(Website and app data records)
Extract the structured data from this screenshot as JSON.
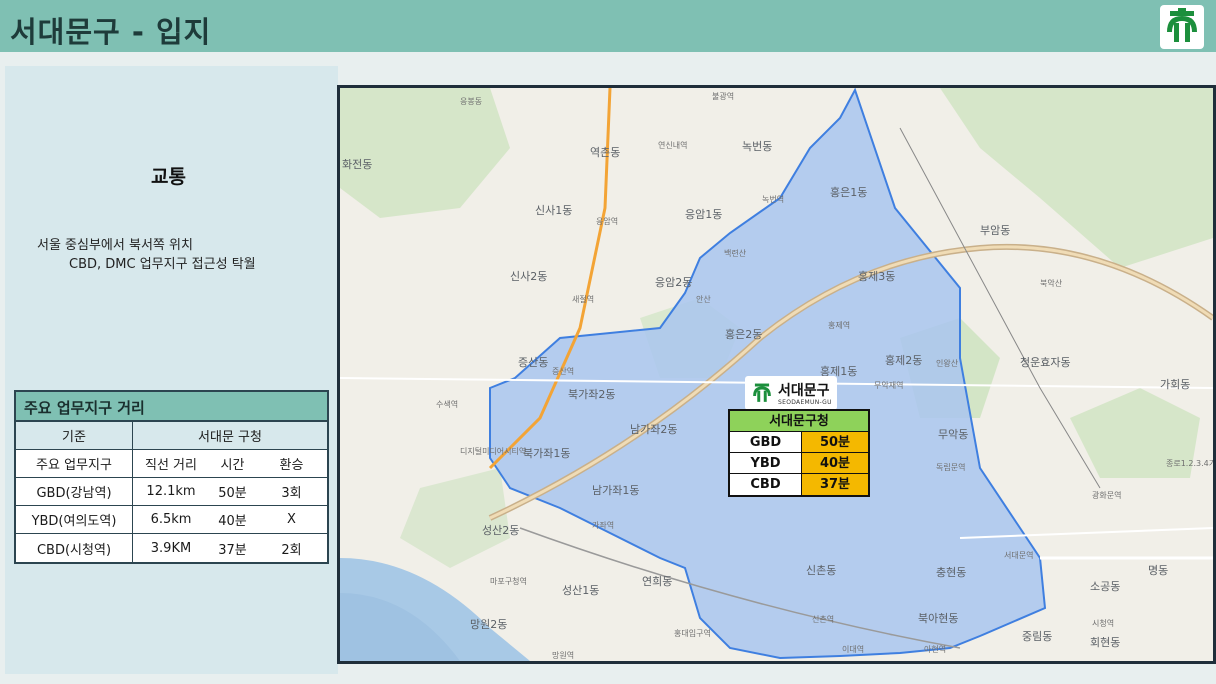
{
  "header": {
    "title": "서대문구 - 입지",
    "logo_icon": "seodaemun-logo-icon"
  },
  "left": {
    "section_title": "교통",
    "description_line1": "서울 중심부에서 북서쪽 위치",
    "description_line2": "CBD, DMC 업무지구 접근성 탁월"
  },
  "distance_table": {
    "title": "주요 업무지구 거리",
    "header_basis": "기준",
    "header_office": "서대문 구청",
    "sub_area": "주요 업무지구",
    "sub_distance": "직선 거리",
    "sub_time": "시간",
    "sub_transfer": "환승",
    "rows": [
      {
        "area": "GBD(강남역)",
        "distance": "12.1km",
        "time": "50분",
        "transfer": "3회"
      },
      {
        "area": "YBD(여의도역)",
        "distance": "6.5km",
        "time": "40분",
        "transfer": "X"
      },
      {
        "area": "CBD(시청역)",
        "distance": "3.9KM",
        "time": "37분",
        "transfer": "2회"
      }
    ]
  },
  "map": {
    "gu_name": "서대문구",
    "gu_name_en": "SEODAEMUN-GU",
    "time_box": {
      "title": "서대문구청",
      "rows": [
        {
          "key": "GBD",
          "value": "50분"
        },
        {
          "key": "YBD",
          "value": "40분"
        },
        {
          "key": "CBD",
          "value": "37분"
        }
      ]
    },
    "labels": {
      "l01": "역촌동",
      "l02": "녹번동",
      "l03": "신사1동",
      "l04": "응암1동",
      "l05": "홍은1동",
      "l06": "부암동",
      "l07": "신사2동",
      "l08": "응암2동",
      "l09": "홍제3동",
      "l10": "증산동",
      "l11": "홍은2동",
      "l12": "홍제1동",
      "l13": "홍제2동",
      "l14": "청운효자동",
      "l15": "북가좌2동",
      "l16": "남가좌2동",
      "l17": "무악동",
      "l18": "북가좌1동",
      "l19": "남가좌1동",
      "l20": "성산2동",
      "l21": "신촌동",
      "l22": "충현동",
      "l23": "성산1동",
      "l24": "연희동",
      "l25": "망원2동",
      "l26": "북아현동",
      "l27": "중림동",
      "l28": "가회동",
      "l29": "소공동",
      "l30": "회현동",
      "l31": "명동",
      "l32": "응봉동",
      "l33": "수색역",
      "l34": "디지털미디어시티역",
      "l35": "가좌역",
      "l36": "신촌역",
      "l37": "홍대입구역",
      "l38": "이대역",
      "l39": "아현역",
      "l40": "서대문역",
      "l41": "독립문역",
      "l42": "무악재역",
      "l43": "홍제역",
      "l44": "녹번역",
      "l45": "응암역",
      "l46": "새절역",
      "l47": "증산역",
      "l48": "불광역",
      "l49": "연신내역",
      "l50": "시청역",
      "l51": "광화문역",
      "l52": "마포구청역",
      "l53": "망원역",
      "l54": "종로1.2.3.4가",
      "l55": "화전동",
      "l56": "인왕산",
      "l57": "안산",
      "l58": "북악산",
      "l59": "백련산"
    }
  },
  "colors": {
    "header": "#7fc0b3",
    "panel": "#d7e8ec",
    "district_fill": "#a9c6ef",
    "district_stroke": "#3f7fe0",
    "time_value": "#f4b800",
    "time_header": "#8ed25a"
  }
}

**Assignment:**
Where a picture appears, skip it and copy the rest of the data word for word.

**Solution to this exercise:**
Extract the structured data from this screenshot as JSON.
{
  "header": {
    "title": "서대문구 - 입지",
    "logo_icon": "seodaemun-logo-icon"
  },
  "left": {
    "section_title": "교통",
    "description_line1": "서울 중심부에서 북서쪽 위치",
    "description_line2": "CBD, DMC 업무지구 접근성 탁월"
  },
  "distance_table": {
    "title": "주요 업무지구 거리",
    "header_basis": "기준",
    "header_office": "서대문 구청",
    "sub_area": "주요 업무지구",
    "sub_distance": "직선 거리",
    "sub_time": "시간",
    "sub_transfer": "환승",
    "rows": [
      {
        "area": "GBD(강남역)",
        "distance": "12.1km",
        "time": "50분",
        "transfer": "3회"
      },
      {
        "area": "YBD(여의도역)",
        "distance": "6.5km",
        "time": "40분",
        "transfer": "X"
      },
      {
        "area": "CBD(시청역)",
        "distance": "3.9KM",
        "time": "37분",
        "transfer": "2회"
      }
    ]
  },
  "map": {
    "gu_name": "서대문구",
    "gu_name_en": "SEODAEMUN-GU",
    "time_box": {
      "title": "서대문구청",
      "rows": [
        {
          "key": "GBD",
          "value": "50분"
        },
        {
          "key": "YBD",
          "value": "40분"
        },
        {
          "key": "CBD",
          "value": "37분"
        }
      ]
    },
    "labels": {
      "l01": "역촌동",
      "l02": "녹번동",
      "l03": "신사1동",
      "l04": "응암1동",
      "l05": "홍은1동",
      "l06": "부암동",
      "l07": "신사2동",
      "l08": "응암2동",
      "l09": "홍제3동",
      "l10": "증산동",
      "l11": "홍은2동",
      "l12": "홍제1동",
      "l13": "홍제2동",
      "l14": "청운효자동",
      "l15": "북가좌2동",
      "l16": "남가좌2동",
      "l17": "무악동",
      "l18": "북가좌1동",
      "l19": "남가좌1동",
      "l20": "성산2동",
      "l21": "신촌동",
      "l22": "충현동",
      "l23": "성산1동",
      "l24": "연희동",
      "l25": "망원2동",
      "l26": "북아현동",
      "l27": "중림동",
      "l28": "가회동",
      "l29": "소공동",
      "l30": "회현동",
      "l31": "명동",
      "l32": "응봉동",
      "l33": "수색역",
      "l34": "디지털미디어시티역",
      "l35": "가좌역",
      "l36": "신촌역",
      "l37": "홍대입구역",
      "l38": "이대역",
      "l39": "아현역",
      "l40": "서대문역",
      "l41": "독립문역",
      "l42": "무악재역",
      "l43": "홍제역",
      "l44": "녹번역",
      "l45": "응암역",
      "l46": "새절역",
      "l47": "증산역",
      "l48": "불광역",
      "l49": "연신내역",
      "l50": "시청역",
      "l51": "광화문역",
      "l52": "마포구청역",
      "l53": "망원역",
      "l54": "종로1.2.3.4가",
      "l55": "화전동",
      "l56": "인왕산",
      "l57": "안산",
      "l58": "북악산",
      "l59": "백련산"
    }
  },
  "colors": {
    "header": "#7fc0b3",
    "panel": "#d7e8ec",
    "district_fill": "#a9c6ef",
    "district_stroke": "#3f7fe0",
    "time_value": "#f4b800",
    "time_header": "#8ed25a"
  }
}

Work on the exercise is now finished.